It has been four years since Gerald Stanley was acquitted of the murder of Colten Boushie.

To mark the day, which Boushie’s family have named ‘The Day of Action,’ the Office of the Treaty Commissioner hosted a panel discussion on the case, it’s implications on Canadian society and what his family has been doing since.

Boushie’s mother, Debbie Baptiste, was one of the panelists.

She took the time to tell the audience about her 22-year-old son who was killed on Gerald Stanley’s farm near Biggar on Aug. 9, 2016.

“He was a human being with a kind heart,” she said of her son. “He dreamed of an education. He wanted to go to college.

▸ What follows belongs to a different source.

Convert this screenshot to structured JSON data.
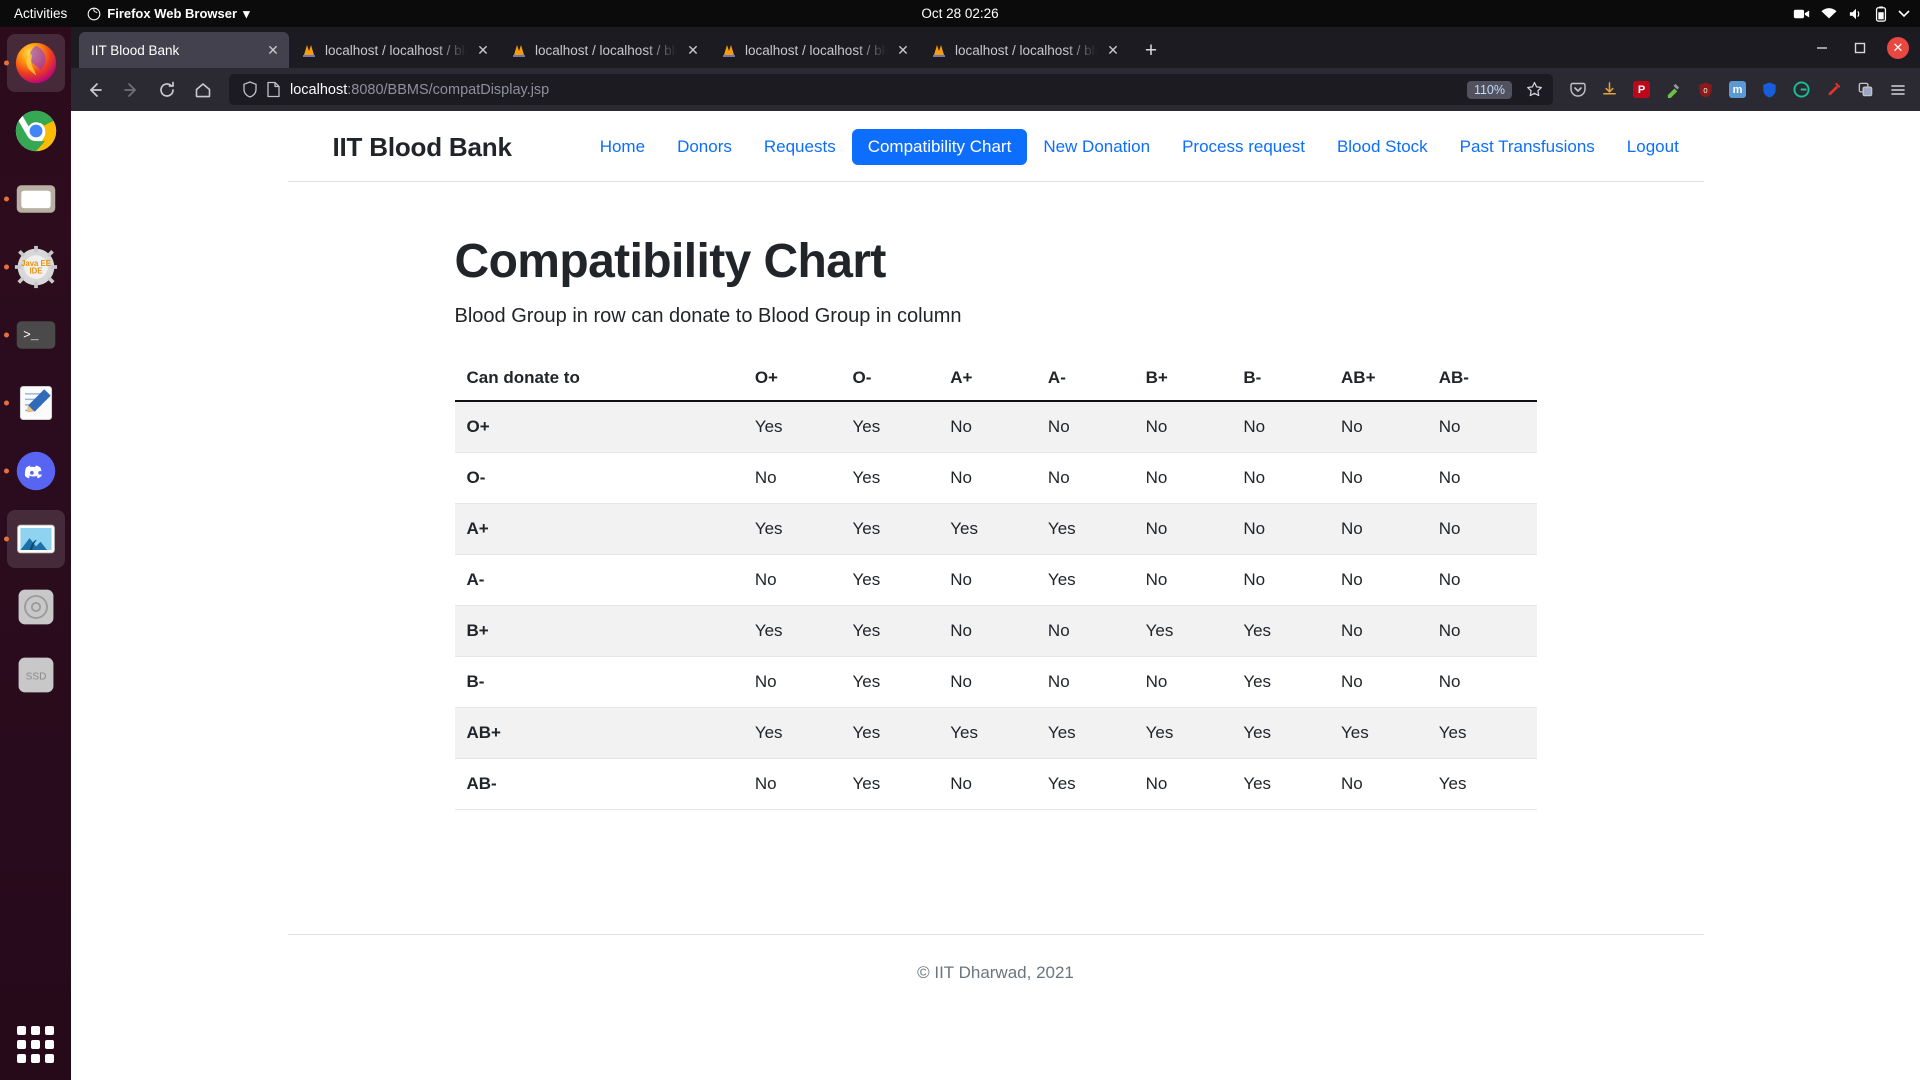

But why was that taken away?”

Tasha Hubbard, a filmmaker from the Peepeekisis Cree Nation, was also on the panel.

Her 2019 film nîpawistamâsowin: We Will Stand Up showcases the Gerald Stanley case, the verdict that was read on Feb. 9, 2018 and Boushie’s family’s fight for justice.

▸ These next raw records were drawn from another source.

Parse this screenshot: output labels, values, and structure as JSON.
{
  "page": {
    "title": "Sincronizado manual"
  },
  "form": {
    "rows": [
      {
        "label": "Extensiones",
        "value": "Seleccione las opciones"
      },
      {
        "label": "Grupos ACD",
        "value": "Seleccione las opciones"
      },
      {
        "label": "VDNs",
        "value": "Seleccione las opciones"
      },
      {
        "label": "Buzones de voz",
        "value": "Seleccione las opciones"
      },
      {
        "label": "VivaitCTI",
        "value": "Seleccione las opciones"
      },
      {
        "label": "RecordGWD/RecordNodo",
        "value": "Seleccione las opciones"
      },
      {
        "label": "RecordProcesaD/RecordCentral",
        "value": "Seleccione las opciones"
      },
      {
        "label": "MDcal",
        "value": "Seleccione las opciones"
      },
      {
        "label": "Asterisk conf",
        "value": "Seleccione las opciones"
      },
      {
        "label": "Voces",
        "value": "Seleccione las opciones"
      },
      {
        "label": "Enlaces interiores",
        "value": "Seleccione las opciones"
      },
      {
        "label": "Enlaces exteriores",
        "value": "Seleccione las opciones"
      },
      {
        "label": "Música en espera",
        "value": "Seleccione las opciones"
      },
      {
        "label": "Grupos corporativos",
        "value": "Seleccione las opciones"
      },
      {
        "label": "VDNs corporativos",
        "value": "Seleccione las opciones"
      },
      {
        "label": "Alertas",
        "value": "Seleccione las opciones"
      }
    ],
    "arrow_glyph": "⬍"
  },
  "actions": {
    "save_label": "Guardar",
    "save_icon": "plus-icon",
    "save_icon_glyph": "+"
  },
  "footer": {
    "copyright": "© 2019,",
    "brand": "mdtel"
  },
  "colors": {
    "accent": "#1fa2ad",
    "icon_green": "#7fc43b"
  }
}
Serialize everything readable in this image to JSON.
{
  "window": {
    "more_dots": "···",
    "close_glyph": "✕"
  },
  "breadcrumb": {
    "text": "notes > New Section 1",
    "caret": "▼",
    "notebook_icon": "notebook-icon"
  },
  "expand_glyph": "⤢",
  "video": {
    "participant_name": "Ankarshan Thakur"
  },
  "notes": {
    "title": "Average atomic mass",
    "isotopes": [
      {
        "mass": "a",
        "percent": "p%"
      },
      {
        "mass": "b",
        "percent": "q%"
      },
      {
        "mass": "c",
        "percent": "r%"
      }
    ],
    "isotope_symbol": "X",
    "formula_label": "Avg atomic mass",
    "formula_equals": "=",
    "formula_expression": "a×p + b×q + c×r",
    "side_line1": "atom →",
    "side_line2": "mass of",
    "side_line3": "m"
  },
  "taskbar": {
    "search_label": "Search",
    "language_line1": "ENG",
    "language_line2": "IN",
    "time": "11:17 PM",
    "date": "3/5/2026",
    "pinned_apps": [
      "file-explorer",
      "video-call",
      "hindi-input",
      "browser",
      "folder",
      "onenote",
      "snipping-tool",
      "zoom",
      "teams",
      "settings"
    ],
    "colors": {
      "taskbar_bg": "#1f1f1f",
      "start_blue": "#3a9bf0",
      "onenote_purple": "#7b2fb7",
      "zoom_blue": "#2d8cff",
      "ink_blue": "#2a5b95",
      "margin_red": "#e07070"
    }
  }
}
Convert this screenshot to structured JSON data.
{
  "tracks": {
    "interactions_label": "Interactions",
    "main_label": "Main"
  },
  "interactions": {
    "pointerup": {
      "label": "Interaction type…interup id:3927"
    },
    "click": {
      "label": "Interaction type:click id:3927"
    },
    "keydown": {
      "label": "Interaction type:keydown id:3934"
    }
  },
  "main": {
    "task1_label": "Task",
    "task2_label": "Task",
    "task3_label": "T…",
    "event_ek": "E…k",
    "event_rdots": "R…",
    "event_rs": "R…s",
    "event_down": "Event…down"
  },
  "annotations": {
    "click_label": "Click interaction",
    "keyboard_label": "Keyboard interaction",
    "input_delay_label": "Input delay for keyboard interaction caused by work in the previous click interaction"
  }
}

Hubbard was asked why she created the film, which was streamed online right before the panel discussion Wednesday.

 “I think because I was so taken aback by what happened and how quickly the circumstances led to this senseless loss of life of this young man who was so loved,” she said. “I felt so much grief for the family and I started to think a lot about how these kinds of acts are directly connected to the colonial history that we’re living in.” 

Hubbard’s film intertwines the case with history lessons on Canada’s colonialism.

The panel also included lawyer Eleanore Sunchild, Boushie’s uncle Alvin Baptiste, FSIN chief Bobby Cameron, Elder Jenny Spyglass, treaty commissioner Mary Culbertson and Mary Smilie of the Treaty Land Sharing Network.

Culbertson told the audience of the fear many Indigenous people continue to face following Boushie’s death.

“To this day, from the day Colten was killed to this verdict, we can’t drive down a road and feel safe,” she said. “We can’t drive down a rural road to use the bathroom when you’re on a long road trip. And this is the prairies, sometimes you have to go down a road so you can go to the bathroom and we can’t do that.”

Panelists discussed what has happened since the verdict was read on in 2018 including the creation of the Treaty Land Sharing Network and Debbie Baptiste suing the RCMP for the way she was treated when officers told her of her son’s death. Hubbard also announced the release of a resource that helps the family of Indigenous people who have been killed navigate the justice system and find support services.

(PHOTO: 22-year-old Colten Boushie was shot on Gerald Stanley’s farm near Biggar in 2016. Two years later, Stanley was acquitted in his death. File photo.)